**TASK PROMPT:** Reproduce every line in the listing that contains the word "number".
----------------
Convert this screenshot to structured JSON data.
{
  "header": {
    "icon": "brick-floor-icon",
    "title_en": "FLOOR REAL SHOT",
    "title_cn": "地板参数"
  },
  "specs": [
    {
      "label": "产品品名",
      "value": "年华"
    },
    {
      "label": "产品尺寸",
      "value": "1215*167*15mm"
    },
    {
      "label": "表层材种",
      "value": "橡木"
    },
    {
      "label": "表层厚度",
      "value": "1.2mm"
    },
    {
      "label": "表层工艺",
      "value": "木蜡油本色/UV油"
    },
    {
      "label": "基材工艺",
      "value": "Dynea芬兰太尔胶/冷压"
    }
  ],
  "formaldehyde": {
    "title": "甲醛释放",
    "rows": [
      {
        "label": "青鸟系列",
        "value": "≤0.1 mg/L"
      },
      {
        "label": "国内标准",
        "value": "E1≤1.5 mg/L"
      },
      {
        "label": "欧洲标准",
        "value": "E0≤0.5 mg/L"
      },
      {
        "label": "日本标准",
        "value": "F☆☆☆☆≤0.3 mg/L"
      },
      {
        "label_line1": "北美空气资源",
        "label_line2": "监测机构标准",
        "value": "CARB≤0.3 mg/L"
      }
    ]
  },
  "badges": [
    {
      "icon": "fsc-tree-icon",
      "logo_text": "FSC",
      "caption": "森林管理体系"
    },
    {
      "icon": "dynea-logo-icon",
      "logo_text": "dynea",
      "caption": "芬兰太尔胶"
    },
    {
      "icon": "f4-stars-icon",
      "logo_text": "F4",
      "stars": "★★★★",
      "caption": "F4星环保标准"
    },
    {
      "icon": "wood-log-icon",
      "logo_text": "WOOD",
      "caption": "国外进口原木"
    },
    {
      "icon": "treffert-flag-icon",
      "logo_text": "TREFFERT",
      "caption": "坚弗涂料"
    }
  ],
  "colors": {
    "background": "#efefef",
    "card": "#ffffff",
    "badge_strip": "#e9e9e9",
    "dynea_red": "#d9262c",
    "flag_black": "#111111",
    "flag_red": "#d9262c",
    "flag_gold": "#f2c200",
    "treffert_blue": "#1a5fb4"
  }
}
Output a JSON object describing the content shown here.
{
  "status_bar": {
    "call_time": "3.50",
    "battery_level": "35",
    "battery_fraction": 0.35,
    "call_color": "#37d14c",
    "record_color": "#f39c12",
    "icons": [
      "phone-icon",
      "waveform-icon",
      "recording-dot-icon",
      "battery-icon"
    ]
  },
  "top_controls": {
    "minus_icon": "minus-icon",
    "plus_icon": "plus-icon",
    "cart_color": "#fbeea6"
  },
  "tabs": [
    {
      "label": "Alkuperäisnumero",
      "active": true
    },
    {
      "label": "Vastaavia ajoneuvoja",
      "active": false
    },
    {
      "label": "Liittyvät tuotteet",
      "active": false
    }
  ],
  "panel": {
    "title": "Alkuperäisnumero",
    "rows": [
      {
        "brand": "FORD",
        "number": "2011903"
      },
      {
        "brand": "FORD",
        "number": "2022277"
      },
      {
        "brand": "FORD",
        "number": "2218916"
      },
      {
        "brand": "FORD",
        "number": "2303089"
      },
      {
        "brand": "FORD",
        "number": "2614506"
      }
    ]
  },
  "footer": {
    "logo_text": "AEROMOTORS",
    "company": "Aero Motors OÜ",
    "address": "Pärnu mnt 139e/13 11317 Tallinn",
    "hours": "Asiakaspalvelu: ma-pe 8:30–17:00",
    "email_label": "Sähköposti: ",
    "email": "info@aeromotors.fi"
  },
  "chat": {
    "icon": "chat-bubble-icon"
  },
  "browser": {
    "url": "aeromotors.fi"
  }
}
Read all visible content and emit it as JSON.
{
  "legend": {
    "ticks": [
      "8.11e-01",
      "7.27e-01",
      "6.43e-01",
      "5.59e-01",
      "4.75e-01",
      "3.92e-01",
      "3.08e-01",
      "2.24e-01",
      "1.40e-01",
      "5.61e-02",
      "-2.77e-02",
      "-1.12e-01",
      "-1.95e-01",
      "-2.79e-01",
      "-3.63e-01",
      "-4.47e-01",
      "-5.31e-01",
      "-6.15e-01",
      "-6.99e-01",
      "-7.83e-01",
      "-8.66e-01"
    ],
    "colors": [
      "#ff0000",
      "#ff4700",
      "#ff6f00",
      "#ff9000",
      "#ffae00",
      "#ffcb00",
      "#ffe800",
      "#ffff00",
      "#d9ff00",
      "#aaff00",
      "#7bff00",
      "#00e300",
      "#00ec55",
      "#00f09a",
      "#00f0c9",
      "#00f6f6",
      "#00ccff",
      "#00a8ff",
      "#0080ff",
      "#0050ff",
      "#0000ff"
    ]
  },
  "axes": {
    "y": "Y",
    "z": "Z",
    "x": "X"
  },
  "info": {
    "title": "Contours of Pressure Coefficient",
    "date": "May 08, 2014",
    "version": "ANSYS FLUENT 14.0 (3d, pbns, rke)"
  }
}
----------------
**WRITTEN ANSWER:**
        "number": "2011903"
        "number": "2022277"
        "number": "2218916"
        "number": "2303089"
        "number": "2614506"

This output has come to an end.